On Wednesday, the Food and Drug Administration (FDA) voted 21-0 to recommend authorizing both Moderna and Pfizer-BioNTech’s COVID-19 vaccines for children under five.
The Vaccine and Related Biological Products Advisory Committee voted unanimously to approve both the Moderna vaccine for children six months to five years and the Pfizer vaccine for children ages six months to four years. Children under the age of five are the only age group not currently eligible to be vaccinated against COVID-19.
“The moment has finally come for eager families. The FDA has recommended use of both the Pfizer and Moderna vaccines for the youngest of our community to be protected against COVID-19. This move leads us one step closer to being able to provide the COVID-19 vaccine series to those ages 6 months to 4 years old.
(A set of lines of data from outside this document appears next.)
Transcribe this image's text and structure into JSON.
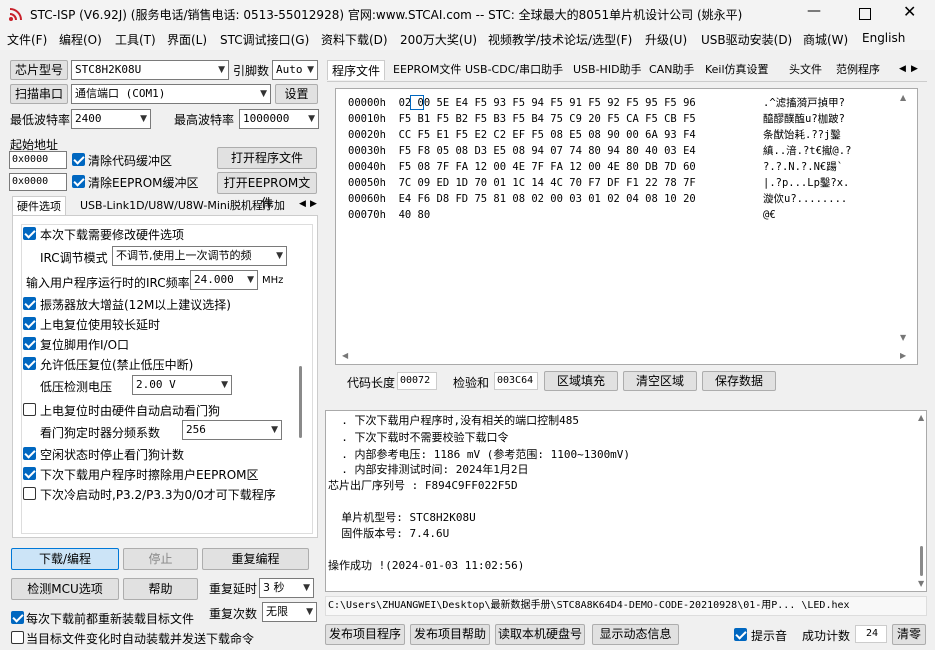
{
  "title": "STC-ISP (V6.92J) (服务电话/销售电话: 0513-55012928) 官网:www.STCAI.com  -- STC: 全球最大的8051单片机设计公司 (姚永平)",
  "menu": [
    "文件(F)",
    "编程(O)",
    "工具(T)",
    "界面(L)",
    "STC调试接口(G)",
    "资料下载(D)",
    "200万大奖(U)",
    "视频教学/技术论坛/选型(F)",
    "升级(U)",
    "USB驱动安装(D)",
    "商城(W)",
    "English"
  ],
  "left": {
    "chip_label": "芯片型号",
    "chip_value": "STC8H2K08U",
    "pin_label": "引脚数",
    "pin_value": "Auto",
    "scan_button": "扫描串口",
    "port_value": "通信端口 (COM1)",
    "settings_button": "设置",
    "min_baud_label": "最低波特率",
    "min_baud_value": "2400",
    "max_baud_label": "最高波特率",
    "max_baud_value": "1000000",
    "start_addr_label": "起始地址",
    "addr1": "0x0000",
    "clear_code_label": "清除代码缓冲区",
    "open_prog_button": "打开程序文件",
    "addr2": "0x0000",
    "clear_eeprom_label": "清除EEPROM缓冲区",
    "open_eeprom_button": "打开EEPROM文件"
  },
  "hw_tabs": [
    "硬件选项",
    "USB-Link1D/U8W/U8W-Mini脱机",
    "程序加"
  ],
  "hw": {
    "opt_modify": "本次下载需要修改硬件选项",
    "irc_mode_label": "IRC调节模式",
    "irc_mode_value": "不调节,使用上一次调节的频",
    "irc_freq_label": "输入用户程序运行时的IRC频率",
    "irc_freq_value": "24.000",
    "irc_freq_unit": "MHz",
    "osc_gain": "振荡器放大增益(12M以上建议选择)",
    "power_delay": "上电复位使用较长延时",
    "reset_io": "复位脚用作I/O口",
    "low_volt_reset": "允许低压复位(禁止低压中断)",
    "low_volt_label": "低压检测电压",
    "low_volt_value": "2.00 V",
    "wdt_auto": "上电复位时由硬件自动启动看门狗",
    "wdt_div_label": "看门狗定时器分频系数",
    "wdt_div_value": "256",
    "idle_stop_wdt": "空闲状态时停止看门狗计数",
    "erase_eeprom": "下次下载用户程序时擦除用户EEPROM区",
    "p32_p33": "下次冷启动时,P3.2/P3.3为0/0才可下载程序"
  },
  "bottom_left": {
    "download_button": "下载/编程",
    "stop_button": "停止",
    "repeat_button": "重复编程",
    "detect_button": "检测MCU选项",
    "help_button": "帮助",
    "repeat_delay_label": "重复延时",
    "repeat_delay_value": "3 秒",
    "repeat_count_label": "重复次数",
    "repeat_count_value": "无限",
    "reload_each": "每次下载前都重新装载目标文件",
    "auto_send": "当目标文件变化时自动装载并发送下载命令"
  },
  "right_tabs": [
    "程序文件",
    "EEPROM文件",
    "USB-CDC/串口助手",
    "USB-HID助手",
    "CAN助手",
    "Keil仿真设置",
    "头文件",
    "范例程序"
  ],
  "hex_rows": [
    {
      "addr": "00000h",
      "bytes": "02 00 5E E4 F5 93 F5 94 F5 91 F5 92 F5 95 F5 96",
      "ascii": ".^滤搐漪戸揁甲?"
    },
    {
      "addr": "00010h",
      "bytes": "F5 B1 F5 B2 F5 B3 F5 B4 75 C9 20 F5 CA F5 CB F5",
      "ascii": "醯醪醭醢u?枷跛?"
    },
    {
      "addr": "00020h",
      "bytes": "CC F5 E1 F5 E2 C2 EF F5 08 E5 08 90 00 6A 93 F4",
      "ascii": "条猷饴耗.??j鑿"
    },
    {
      "addr": "00030h",
      "bytes": "F5 F8 05 08 D3 E5 08 94 07 74 80 94 80 40 03 E4",
      "ascii": "縝..湆.?t€擜@.?"
    },
    {
      "addr": "00040h",
      "bytes": "F5 08 7F FA 12 00 4E 7F FA 12 00 4E 80 DB 7D 60",
      "ascii": "?.?.N.?.N€踼`"
    },
    {
      "addr": "00050h",
      "bytes": "7C 09 ED 1D 70 01 1C 14 4C 70 F7 DF F1 22 78 7F",
      "ascii": "|.?p...Lp鑿?x."
    },
    {
      "addr": "00060h",
      "bytes": "E4 F6 D8 FD 75 81 08 02 00 03 01 02 04 08 10 20",
      "ascii": "漩佽u?........"
    },
    {
      "addr": "00070h",
      "bytes": "40 80",
      "ascii": "@€"
    }
  ],
  "code_len_label": "代码长度",
  "code_len_value": "00072",
  "checksum_label": "检验和",
  "checksum_value": "003C64",
  "fill_button": "区域填充",
  "clear_button": "清空区域",
  "save_button": "保存数据",
  "log_lines": [
    "  . 下次下载用户程序时,没有相关的端口控制485",
    "  . 下次下载时不需要校验下载口令",
    "  . 内部参考电压: 1186 mV (参考范围: 1100~1300mV)",
    "  . 内部安排测试时间: 2024年1月2日",
    "芯片出厂序列号 : F894C9FF022F5D",
    "",
    "  单片机型号: STC8H2K08U",
    "  固件版本号: 7.4.6U",
    "",
    "操作成功 !(2024-01-03 11:02:56)"
  ],
  "file_path": "C:\\Users\\ZHUANGWEI\\Desktop\\最新数据手册\\STC8A8K64D4-DEMO-CODE-20210928\\01-用P... \\LED.hex",
  "bottom_right": {
    "publish_prog": "发布项目程序",
    "publish_help": "发布项目帮助",
    "read_disk": "读取本机硬盘号",
    "show_anim": "显示动态信息",
    "beep_label": "提示音",
    "success_label": "成功计数",
    "success_value": "24",
    "clear_label": "清零"
  },
  "colors": {
    "accent": "#0067c0",
    "title_icon": "#c8202a",
    "log_text": "#00007f"
  }
}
The next step is for CDC’s Advisory Committee on Immunization Practices to convene over the weekend to provide recommendations for administration of the vaccines. Following this meeting, we will see vaccines begin to become available in our community as early as next week at pediatrician’s offices and pharmacies,” Dr. Ansorg of the Santa Barbara County Public Health Department told the News-Press in an email on Thursday.
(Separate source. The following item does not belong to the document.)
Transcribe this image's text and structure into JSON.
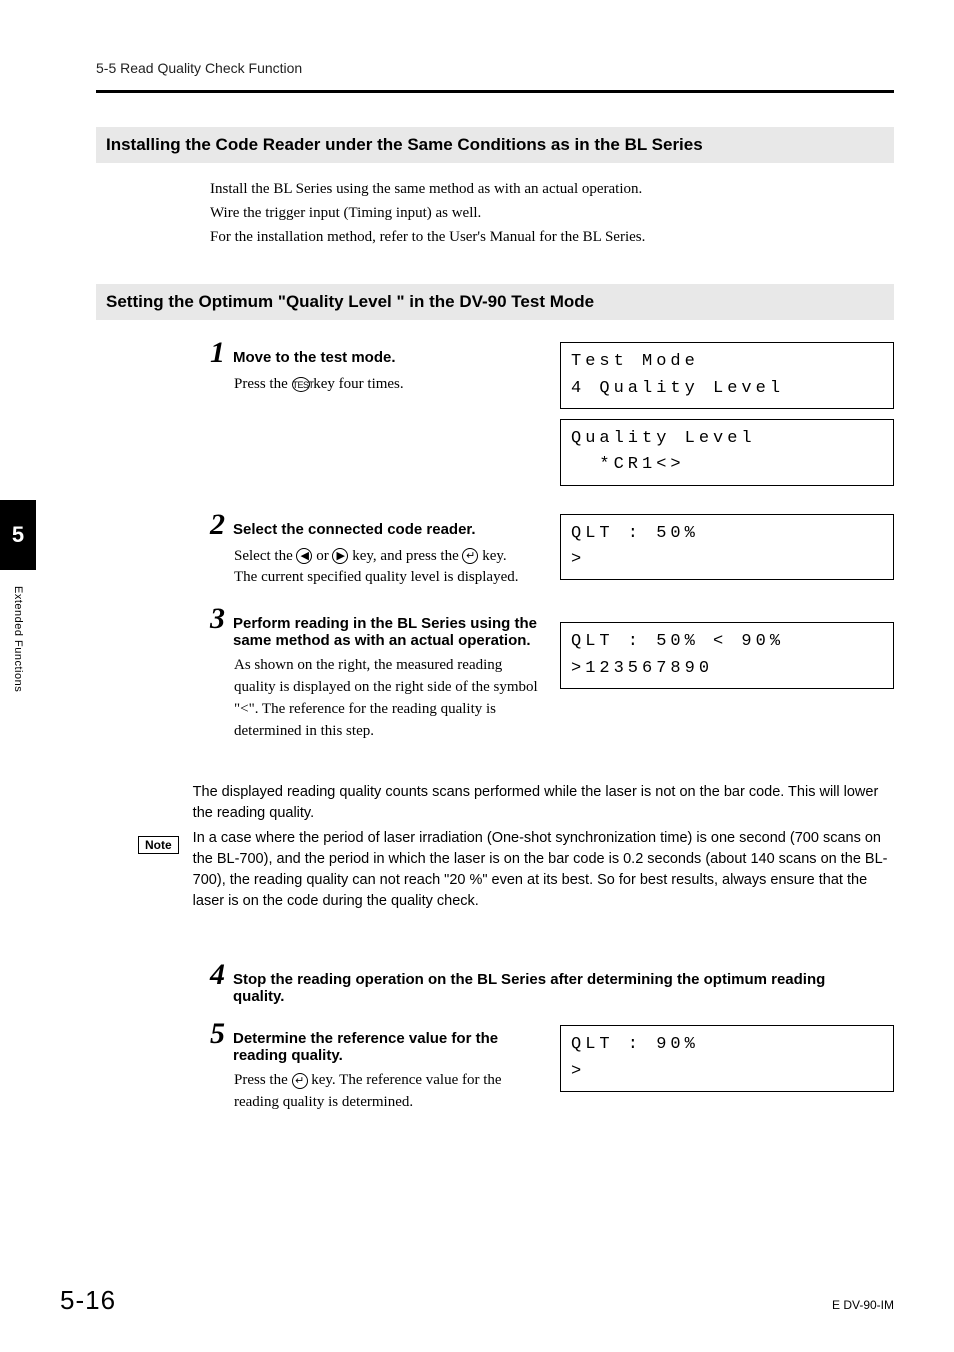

All 21 members of the advisory board voted yes in response to both of the following questions according to a report by CNN:
– “Based on the totality of scientific evidence available, do the benefits of the Moderna COVID-19 Vaccine when administered as a 2-dose series (25 micrograms each dose) outweigh its risks for use in infants and children 6 months through 5 years of age?”
– “Based on the totality of scientific evidence available, do the benefits of the Pfizer-BioNTech COVID-19 Vaccine when administered as a 3-dose series (3 micrograms each dose) outweigh its risks for use in infants and children 6 months through 4 years of age?”
The FDA, which typically follows the recommendations of the advisory committee, is expected to grant emergency use authorization for the vaccines in the coming days. An advisory panel to the Center for Disease Control and Prevention (CDC) is expected to vote on Saturday on whether or not to endorse the shots, according to CNN. The White House has said that shots could begin as soon as next week. The final step is for the CDC Director Dr. Rochelle Walensky to sign off.
While the two vaccines use the same technology, there are differences.
“Vaccine experts noted that the shots haven’t been tested against each other, so there’s no way to tell parents if one is superior,” reported PBS News Hour.
“That is a really important point. You can’t compare the vaccines directly,’’ Dr. Jesse Goodman of Georgetown University, a former FDA vaccine chief told PBS.
During the omicron wave, there was a significant increase in hospitalizations for young children. Additionally, 442 children under the age of 4 have died during the pandemic, according to Dr. Peter Marks, FDA’s vaccine chief.
“Each child that’s lost essentially fractures a family,’’ Dr. Marks told PBS News Hour.